→ Problem to solve
No pictures in the copy, please: retype all the records exactly.
___ Provided information ___
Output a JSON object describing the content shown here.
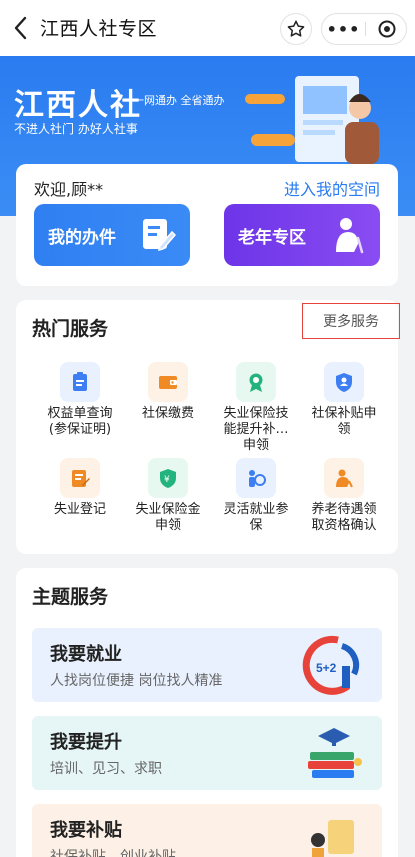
{
  "header": {
    "title": "江西人社专区",
    "more_label": "•••"
  },
  "banner": {
    "brand": "江西人社",
    "tagline": "一网通办 全省通办",
    "slogan": "不进人社门 办好人社事"
  },
  "welcome": {
    "greeting": "欢迎,顾**",
    "enter_space": "进入我的空间"
  },
  "quick": {
    "my_handle": "我的办件",
    "elder": "老年专区"
  },
  "hot": {
    "title": "热门服务",
    "more": "更多服务",
    "items": [
      {
        "label": "权益单查询\n(参保证明)",
        "icon": "clipboard-icon",
        "color": "#3d7ef2",
        "bg": "#eaf1fe"
      },
      {
        "label": "社保缴费",
        "icon": "wallet-icon",
        "color": "#f08a24",
        "bg": "#fef2e6"
      },
      {
        "label": "失业保险技\n能提升补…\n申领",
        "icon": "award-icon",
        "color": "#23b47e",
        "bg": "#e7f8f1"
      },
      {
        "label": "社保补贴申\n领",
        "icon": "shield-user-icon",
        "color": "#3d7ef2",
        "bg": "#eaf1fe"
      },
      {
        "label": "失业登记",
        "icon": "register-icon",
        "color": "#f08a24",
        "bg": "#fef2e6"
      },
      {
        "label": "失业保险金\n申领",
        "icon": "money-shield-icon",
        "color": "#23b47e",
        "bg": "#e7f8f1"
      },
      {
        "label": "灵活就业参\n保",
        "icon": "person-coin-icon",
        "color": "#3d7ef2",
        "bg": "#eaf1fe"
      },
      {
        "label": "养老待遇领\n取资格确认",
        "icon": "elder-person-icon",
        "color": "#f08a24",
        "bg": "#fef2e6"
      }
    ]
  },
  "themes": {
    "title": "主题服务",
    "items": [
      {
        "title": "我要就业",
        "desc": "人找岗位便捷 岗位找人精准",
        "bg": "#e8f1fd",
        "icon": "employment-logo-icon",
        "logo_text": "5+2"
      },
      {
        "title": "我要提升",
        "desc": "培训、见习、求职",
        "bg": "#e6f6f6",
        "icon": "books-icon"
      },
      {
        "title": "我要补贴",
        "desc": "社保补贴、创业补贴",
        "bg": "#fdf1e7",
        "icon": "subsidy-icon"
      }
    ]
  }
}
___
→ Answer box
Output a JSON object describing the content shown here.
{
  "header": {
    "title": "江西人社专区",
    "more_label": "•••"
  },
  "banner": {
    "brand": "江西人社",
    "tagline": "一网通办 全省通办",
    "slogan": "不进人社门 办好人社事"
  },
  "welcome": {
    "greeting": "欢迎,顾**",
    "enter_space": "进入我的空间"
  },
  "quick": {
    "my_handle": "我的办件",
    "elder": "老年专区"
  },
  "hot": {
    "title": "热门服务",
    "more": "更多服务",
    "items": [
      {
        "label": "权益单查询\n(参保证明)",
        "icon": "clipboard-icon",
        "color": "#3d7ef2",
        "bg": "#eaf1fe"
      },
      {
        "label": "社保缴费",
        "icon": "wallet-icon",
        "color": "#f08a24",
        "bg": "#fef2e6"
      },
      {
        "label": "失业保险技\n能提升补…\n申领",
        "icon": "award-icon",
        "color": "#23b47e",
        "bg": "#e7f8f1"
      },
      {
        "label": "社保补贴申\n领",
        "icon": "shield-user-icon",
        "color": "#3d7ef2",
        "bg": "#eaf1fe"
      },
      {
        "label": "失业登记",
        "icon": "register-icon",
        "color": "#f08a24",
        "bg": "#fef2e6"
      },
      {
        "label": "失业保险金\n申领",
        "icon": "money-shield-icon",
        "color": "#23b47e",
        "bg": "#e7f8f1"
      },
      {
        "label": "灵活就业参\n保",
        "icon": "person-coin-icon",
        "color": "#3d7ef2",
        "bg": "#eaf1fe"
      },
      {
        "label": "养老待遇领\n取资格确认",
        "icon": "elder-person-icon",
        "color": "#f08a24",
        "bg": "#fef2e6"
      }
    ]
  },
  "themes": {
    "title": "主题服务",
    "items": [
      {
        "title": "我要就业",
        "desc": "人找岗位便捷 岗位找人精准",
        "bg": "#e8f1fd",
        "icon": "employment-logo-icon",
        "logo_text": "5+2"
      },
      {
        "title": "我要提升",
        "desc": "培训、见习、求职",
        "bg": "#e6f6f6",
        "icon": "books-icon"
      },
      {
        "title": "我要补贴",
        "desc": "社保补贴、创业补贴",
        "bg": "#fdf1e7",
        "icon": "subsidy-icon"
      }
    ]
  }
}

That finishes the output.